For the time being the stump is being kept in place and is behind a protective barrier because it could generate new shoots. Plans will be made to keep grazing sheep off the stump, allowing any shoots which emerge to grow.
The much-photographed and painted lone sycamore, an emblem for the north east of England, was situated in a dramatic dip in the Northumberland landscape before it was felled overnight on September 27.
The tree was thought to have been planted by Newcastle philanthropist and lawyer John Clayton in the second half of the 19th century.
Mr Clayton was a keen excavator of Hadrian’s Wall and was thought to have planted the tree to fill the dip on landscape which was created by glacial meltwater.
In recent weeks the chopped down remnants of the tree have been removed from the site.

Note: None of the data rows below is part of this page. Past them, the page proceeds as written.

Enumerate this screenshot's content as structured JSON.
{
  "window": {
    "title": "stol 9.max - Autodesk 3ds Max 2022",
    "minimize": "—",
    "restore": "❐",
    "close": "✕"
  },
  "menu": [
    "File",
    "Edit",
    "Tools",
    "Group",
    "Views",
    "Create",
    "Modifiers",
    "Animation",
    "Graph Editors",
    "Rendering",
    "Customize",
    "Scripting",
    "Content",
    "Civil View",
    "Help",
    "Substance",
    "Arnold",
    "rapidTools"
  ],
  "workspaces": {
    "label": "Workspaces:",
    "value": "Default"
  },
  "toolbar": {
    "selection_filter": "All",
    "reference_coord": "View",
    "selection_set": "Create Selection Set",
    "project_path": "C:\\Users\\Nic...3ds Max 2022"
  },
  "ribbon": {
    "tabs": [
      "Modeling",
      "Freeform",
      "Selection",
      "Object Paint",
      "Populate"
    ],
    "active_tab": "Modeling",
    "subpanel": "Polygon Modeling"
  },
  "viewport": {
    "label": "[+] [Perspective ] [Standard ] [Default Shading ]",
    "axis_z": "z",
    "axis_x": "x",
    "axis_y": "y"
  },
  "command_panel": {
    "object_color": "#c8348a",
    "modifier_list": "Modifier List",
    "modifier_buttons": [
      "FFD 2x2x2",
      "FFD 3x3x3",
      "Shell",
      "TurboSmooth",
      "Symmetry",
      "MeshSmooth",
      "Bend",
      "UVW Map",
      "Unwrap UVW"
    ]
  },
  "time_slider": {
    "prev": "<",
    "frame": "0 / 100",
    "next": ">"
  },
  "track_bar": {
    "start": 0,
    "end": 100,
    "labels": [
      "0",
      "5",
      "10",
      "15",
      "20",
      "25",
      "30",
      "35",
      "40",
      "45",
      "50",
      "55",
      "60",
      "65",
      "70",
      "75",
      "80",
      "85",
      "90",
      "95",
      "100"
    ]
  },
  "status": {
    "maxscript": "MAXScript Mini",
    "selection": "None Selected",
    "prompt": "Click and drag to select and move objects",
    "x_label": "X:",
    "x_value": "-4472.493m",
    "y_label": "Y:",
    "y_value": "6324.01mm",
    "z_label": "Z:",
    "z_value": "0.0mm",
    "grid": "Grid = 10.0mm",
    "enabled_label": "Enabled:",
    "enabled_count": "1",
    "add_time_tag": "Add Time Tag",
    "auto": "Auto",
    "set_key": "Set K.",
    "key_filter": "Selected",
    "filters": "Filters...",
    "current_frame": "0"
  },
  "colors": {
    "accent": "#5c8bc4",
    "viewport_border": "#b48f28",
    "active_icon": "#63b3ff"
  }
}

The tree was one of the most iconic photo hotspots in the UK
It is thought a memorial bench or other marker could be placed at the site of the tree to recognise its former location.
The Sycamore Gap was one of the most photographed places in the UK and has previously featured in blockbuster movies such as Robin Hood: Prince of Thieves.
Since it was felled, National Trust bosses have said the vandals actually prolonged its life.
Andrew Poad, the general manager of the Roman heritage site for the National Trust, said: ‘Effectively, what the perpetrator has done is coppice the tree. So ironically they have prolonged the life of the tree.’
He added that the tree will not look the same, but he is confident the stump will regrow, which is typical of sycamores.
This is a breaking news story and is being updated.